• [Work item]: If a line in the data below contains "live", copy it.

(Data about app and page elements)
⁂
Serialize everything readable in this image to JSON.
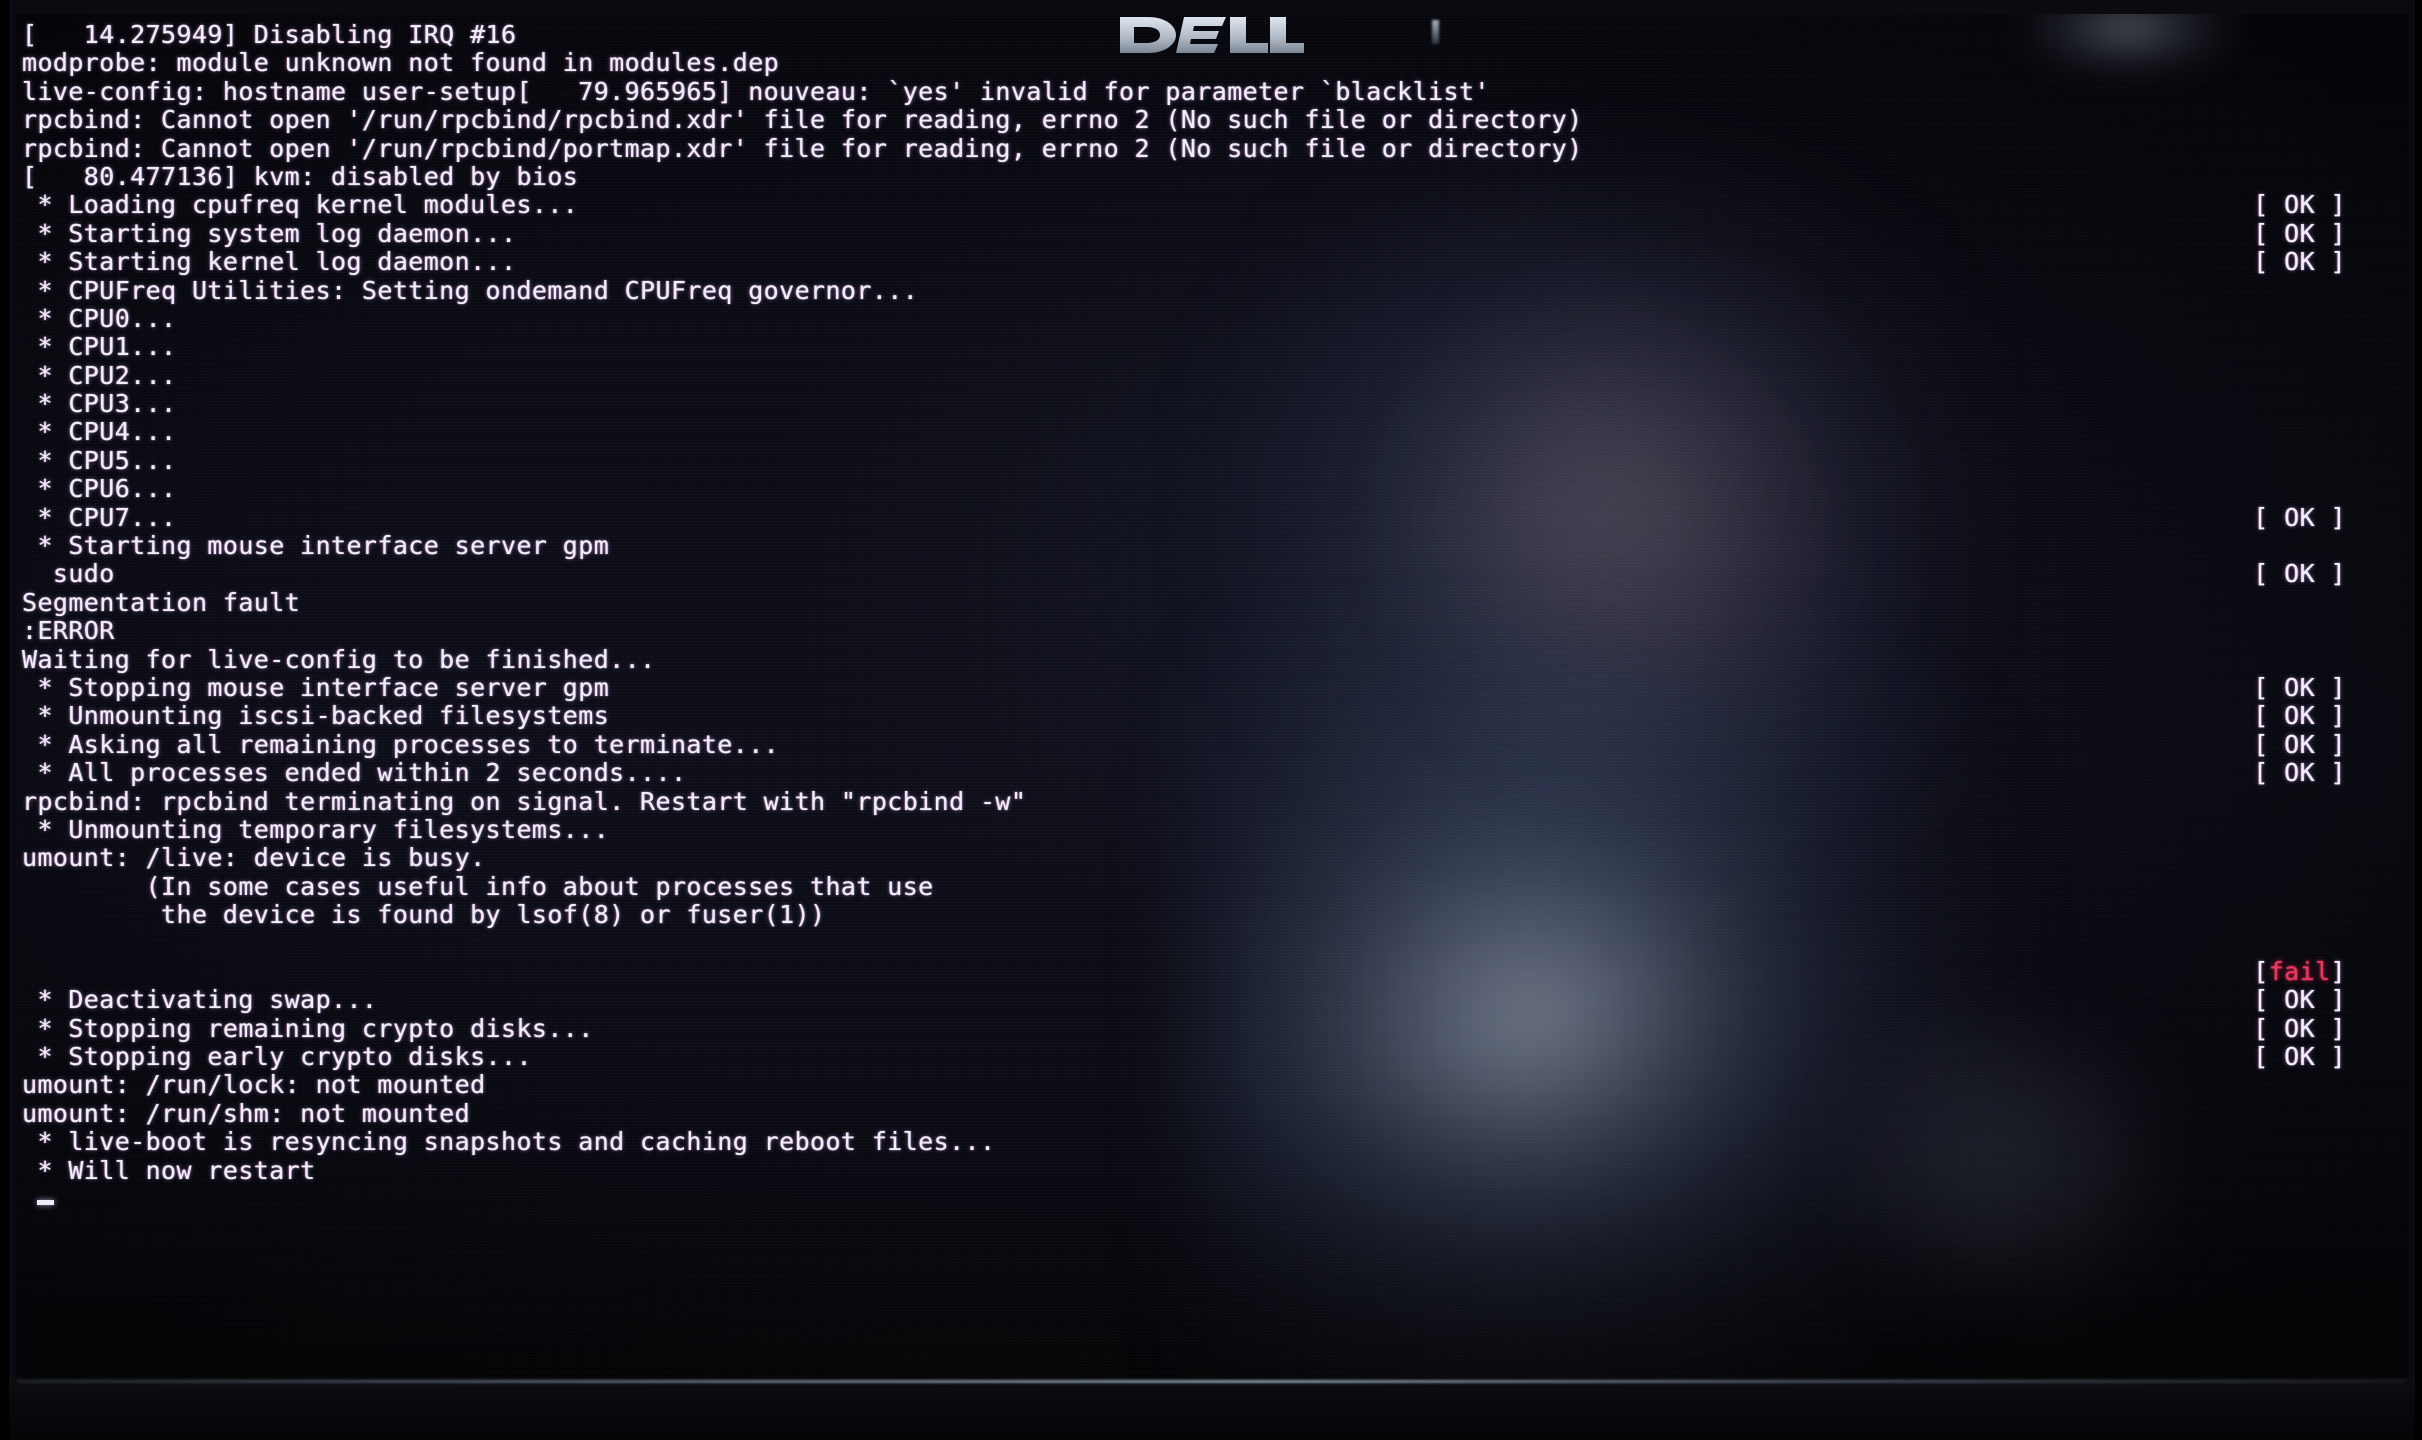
{
  "device": {
    "brand": "DELL",
    "logo_name": "dell-logo",
    "panel_label": "lcd-monitor"
  },
  "console": {
    "fg_color": "#f1eef8",
    "bg_color": "#0a0b14",
    "fail_color": "#f0365e",
    "ok_marker": "[ OK ]",
    "fail_marker_open": "[",
    "fail_marker_word": "fail",
    "fail_marker_close": "]",
    "cursor": "_",
    "lines": [
      {
        "text": "[   14.275949] Disabling IRQ #16",
        "status": ""
      },
      {
        "text": "modprobe: module unknown not found in modules.dep",
        "status": ""
      },
      {
        "text": "live-config: hostname user-setup[   79.965965] nouveau: `yes' invalid for parameter `blacklist'",
        "status": ""
      },
      {
        "text": "rpcbind: Cannot open '/run/rpcbind/rpcbind.xdr' file for reading, errno 2 (No such file or directory)",
        "status": ""
      },
      {
        "text": "rpcbind: Cannot open '/run/rpcbind/portmap.xdr' file for reading, errno 2 (No such file or directory)",
        "status": ""
      },
      {
        "text": "[   80.477136] kvm: disabled by bios",
        "status": ""
      },
      {
        "text": " * Loading cpufreq kernel modules...",
        "status": "ok"
      },
      {
        "text": " * Starting system log daemon...",
        "status": "ok"
      },
      {
        "text": " * Starting kernel log daemon...",
        "status": "ok"
      },
      {
        "text": " * CPUFreq Utilities: Setting ondemand CPUFreq governor...",
        "status": ""
      },
      {
        "text": " * CPU0...",
        "status": ""
      },
      {
        "text": " * CPU1...",
        "status": ""
      },
      {
        "text": " * CPU2...",
        "status": ""
      },
      {
        "text": " * CPU3...",
        "status": ""
      },
      {
        "text": " * CPU4...",
        "status": ""
      },
      {
        "text": " * CPU5...",
        "status": ""
      },
      {
        "text": " * CPU6...",
        "status": ""
      },
      {
        "text": " * CPU7...",
        "status": "ok"
      },
      {
        "text": " * Starting mouse interface server gpm",
        "status": ""
      },
      {
        "text": "  sudo",
        "status": "ok"
      },
      {
        "text": "Segmentation fault",
        "status": ""
      },
      {
        "text": ":ERROR",
        "status": ""
      },
      {
        "text": "Waiting for live-config to be finished...",
        "status": ""
      },
      {
        "text": " * Stopping mouse interface server gpm",
        "status": "ok"
      },
      {
        "text": " * Unmounting iscsi-backed filesystems",
        "status": "ok"
      },
      {
        "text": " * Asking all remaining processes to terminate...",
        "status": "ok"
      },
      {
        "text": " * All processes ended within 2 seconds....",
        "status": "ok"
      },
      {
        "text": "rpcbind: rpcbind terminating on signal. Restart with \"rpcbind -w\"",
        "status": ""
      },
      {
        "text": " * Unmounting temporary filesystems...",
        "status": ""
      },
      {
        "text": "umount: /live: device is busy.",
        "status": ""
      },
      {
        "text": "        (In some cases useful info about processes that use",
        "status": ""
      },
      {
        "text": "         the device is found by lsof(8) or fuser(1))",
        "status": ""
      },
      {
        "text": "",
        "status": ""
      },
      {
        "text": "",
        "status": "fail"
      },
      {
        "text": " * Deactivating swap...",
        "status": "ok"
      },
      {
        "text": " * Stopping remaining crypto disks...",
        "status": "ok"
      },
      {
        "text": " * Stopping early crypto disks...",
        "status": "ok"
      },
      {
        "text": "umount: /run/lock: not mounted",
        "status": ""
      },
      {
        "text": "umount: /run/shm: not mounted",
        "status": ""
      },
      {
        "text": " * live-boot is resyncing snapshots and caching reboot files...",
        "status": ""
      },
      {
        "text": " * Will now restart",
        "status": ""
      }
    ]
  }
}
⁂
• [Result]:
        "text": "live-config: hostname user-setup[   79.965965] nouveau: `yes' invalid for parameter `blacklist'",
        "text": "Waiting for live-config to be finished...",
        "text": "umount: /live: device is busy.",
        "text": " * live-boot is resyncing snapshots and caching reboot files...",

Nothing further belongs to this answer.